↓↓↓

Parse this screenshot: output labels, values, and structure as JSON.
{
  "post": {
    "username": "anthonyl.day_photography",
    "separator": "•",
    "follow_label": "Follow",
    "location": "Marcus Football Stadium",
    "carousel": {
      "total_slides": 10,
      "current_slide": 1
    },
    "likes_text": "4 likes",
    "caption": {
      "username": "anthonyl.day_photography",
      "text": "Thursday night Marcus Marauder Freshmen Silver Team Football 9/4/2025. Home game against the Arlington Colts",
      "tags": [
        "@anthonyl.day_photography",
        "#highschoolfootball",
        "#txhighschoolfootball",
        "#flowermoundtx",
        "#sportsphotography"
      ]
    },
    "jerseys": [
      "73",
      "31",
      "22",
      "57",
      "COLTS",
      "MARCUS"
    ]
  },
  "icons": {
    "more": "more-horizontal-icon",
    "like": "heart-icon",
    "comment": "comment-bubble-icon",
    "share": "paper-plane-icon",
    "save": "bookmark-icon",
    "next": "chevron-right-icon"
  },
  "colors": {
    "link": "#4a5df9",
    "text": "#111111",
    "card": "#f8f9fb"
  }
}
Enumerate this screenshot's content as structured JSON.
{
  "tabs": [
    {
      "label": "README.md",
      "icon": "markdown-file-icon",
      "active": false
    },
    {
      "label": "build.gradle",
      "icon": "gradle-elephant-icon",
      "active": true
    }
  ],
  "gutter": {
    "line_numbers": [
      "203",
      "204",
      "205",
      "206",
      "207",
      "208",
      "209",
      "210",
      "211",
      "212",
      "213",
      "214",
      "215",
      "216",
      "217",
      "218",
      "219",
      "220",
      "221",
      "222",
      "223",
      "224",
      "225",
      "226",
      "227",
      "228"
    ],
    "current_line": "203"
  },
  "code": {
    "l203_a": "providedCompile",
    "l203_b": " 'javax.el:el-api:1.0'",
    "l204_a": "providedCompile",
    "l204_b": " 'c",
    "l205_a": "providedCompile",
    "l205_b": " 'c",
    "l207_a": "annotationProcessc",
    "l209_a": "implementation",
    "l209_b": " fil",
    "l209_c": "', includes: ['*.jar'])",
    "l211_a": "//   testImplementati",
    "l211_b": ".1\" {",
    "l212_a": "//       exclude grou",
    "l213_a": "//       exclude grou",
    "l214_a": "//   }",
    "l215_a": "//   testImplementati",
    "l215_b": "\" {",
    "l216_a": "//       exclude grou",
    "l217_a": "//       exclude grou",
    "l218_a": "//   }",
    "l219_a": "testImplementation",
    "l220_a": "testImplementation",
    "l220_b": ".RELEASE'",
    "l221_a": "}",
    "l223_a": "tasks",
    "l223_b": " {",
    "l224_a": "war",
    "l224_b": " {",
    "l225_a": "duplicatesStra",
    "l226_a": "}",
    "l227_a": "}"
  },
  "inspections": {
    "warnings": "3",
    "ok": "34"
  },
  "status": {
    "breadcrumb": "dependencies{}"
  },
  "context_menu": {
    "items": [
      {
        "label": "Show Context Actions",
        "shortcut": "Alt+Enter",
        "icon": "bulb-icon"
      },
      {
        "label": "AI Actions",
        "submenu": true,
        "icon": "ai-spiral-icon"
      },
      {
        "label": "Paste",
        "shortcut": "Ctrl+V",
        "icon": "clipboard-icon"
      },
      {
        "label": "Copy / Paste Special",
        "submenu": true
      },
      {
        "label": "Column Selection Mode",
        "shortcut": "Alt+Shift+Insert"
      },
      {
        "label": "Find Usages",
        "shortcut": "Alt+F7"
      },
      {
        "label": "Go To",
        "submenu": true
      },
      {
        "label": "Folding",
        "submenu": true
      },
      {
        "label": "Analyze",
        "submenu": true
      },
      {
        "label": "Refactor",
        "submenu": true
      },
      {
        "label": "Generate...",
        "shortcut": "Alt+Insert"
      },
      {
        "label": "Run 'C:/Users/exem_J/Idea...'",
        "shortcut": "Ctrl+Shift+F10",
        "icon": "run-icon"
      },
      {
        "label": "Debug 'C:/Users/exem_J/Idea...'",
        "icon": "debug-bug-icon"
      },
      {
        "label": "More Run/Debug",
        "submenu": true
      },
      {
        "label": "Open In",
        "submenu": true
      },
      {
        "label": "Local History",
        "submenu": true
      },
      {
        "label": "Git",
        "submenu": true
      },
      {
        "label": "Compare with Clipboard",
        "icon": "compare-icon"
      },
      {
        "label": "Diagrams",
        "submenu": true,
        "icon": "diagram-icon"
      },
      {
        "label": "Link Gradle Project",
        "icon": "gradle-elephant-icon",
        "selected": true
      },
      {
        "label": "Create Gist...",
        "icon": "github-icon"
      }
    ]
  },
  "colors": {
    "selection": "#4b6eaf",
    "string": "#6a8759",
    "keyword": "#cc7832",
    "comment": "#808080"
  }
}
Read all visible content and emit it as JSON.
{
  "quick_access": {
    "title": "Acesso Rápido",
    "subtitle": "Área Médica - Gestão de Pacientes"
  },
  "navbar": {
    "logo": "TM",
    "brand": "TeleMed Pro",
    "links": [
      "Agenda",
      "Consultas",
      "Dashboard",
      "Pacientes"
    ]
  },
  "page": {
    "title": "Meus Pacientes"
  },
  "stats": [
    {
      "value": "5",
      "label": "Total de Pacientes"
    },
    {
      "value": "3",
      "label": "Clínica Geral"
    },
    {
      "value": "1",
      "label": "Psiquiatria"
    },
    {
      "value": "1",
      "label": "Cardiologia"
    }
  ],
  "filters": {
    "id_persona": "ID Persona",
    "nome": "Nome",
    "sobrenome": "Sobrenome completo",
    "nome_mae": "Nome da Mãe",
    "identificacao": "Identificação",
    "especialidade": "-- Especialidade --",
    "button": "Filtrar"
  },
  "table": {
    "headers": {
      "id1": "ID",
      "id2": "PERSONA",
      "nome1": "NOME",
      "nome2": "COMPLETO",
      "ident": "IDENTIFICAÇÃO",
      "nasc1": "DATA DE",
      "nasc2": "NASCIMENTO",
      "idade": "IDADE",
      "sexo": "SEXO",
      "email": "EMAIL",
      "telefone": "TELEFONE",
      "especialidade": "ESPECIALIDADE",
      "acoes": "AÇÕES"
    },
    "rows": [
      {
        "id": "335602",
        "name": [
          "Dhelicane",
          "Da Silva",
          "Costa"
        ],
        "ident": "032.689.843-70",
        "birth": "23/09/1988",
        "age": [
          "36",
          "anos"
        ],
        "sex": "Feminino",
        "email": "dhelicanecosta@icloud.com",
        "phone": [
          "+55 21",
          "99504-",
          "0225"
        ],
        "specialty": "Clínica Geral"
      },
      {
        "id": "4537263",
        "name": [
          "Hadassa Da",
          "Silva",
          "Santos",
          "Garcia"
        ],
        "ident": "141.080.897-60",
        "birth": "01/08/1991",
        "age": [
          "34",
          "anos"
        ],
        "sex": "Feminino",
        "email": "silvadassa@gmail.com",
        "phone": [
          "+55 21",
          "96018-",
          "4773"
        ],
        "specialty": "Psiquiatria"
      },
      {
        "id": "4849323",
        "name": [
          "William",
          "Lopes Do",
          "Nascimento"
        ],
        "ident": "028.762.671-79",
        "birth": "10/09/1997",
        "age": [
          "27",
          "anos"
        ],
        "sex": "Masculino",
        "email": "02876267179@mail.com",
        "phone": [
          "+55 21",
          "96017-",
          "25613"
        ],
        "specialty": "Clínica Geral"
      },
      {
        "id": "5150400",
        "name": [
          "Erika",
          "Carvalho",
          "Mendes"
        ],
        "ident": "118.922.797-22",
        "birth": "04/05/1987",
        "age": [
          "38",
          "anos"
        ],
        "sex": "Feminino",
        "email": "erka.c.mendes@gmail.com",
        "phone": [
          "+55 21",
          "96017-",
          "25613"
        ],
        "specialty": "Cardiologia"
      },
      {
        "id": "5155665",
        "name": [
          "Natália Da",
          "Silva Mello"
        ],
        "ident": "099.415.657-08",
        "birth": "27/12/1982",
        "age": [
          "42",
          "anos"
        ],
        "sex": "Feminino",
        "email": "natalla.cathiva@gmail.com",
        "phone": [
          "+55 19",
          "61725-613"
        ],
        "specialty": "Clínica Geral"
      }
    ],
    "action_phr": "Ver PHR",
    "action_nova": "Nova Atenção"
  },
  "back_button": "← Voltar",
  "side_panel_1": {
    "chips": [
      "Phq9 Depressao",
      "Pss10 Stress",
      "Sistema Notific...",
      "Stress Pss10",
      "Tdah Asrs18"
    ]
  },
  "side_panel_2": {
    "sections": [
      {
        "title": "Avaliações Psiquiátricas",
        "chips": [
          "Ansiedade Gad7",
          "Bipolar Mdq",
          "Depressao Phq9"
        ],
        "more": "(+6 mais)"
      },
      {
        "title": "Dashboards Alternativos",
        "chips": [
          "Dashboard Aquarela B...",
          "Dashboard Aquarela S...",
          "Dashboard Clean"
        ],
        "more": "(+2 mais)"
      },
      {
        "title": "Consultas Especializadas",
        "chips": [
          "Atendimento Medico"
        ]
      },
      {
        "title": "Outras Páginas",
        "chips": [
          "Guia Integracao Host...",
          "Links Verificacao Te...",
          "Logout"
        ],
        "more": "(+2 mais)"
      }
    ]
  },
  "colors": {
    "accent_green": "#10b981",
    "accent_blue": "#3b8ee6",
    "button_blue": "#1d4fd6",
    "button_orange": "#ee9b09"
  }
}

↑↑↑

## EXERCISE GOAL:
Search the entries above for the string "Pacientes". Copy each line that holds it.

## SOLUTION TO THE EXERCISE:
    "subtitle": "Área Médica - Gestão de Pacientes"
      "Pacientes"
    "title": "Meus Pacientes"
      "label": "Total de Pacientes"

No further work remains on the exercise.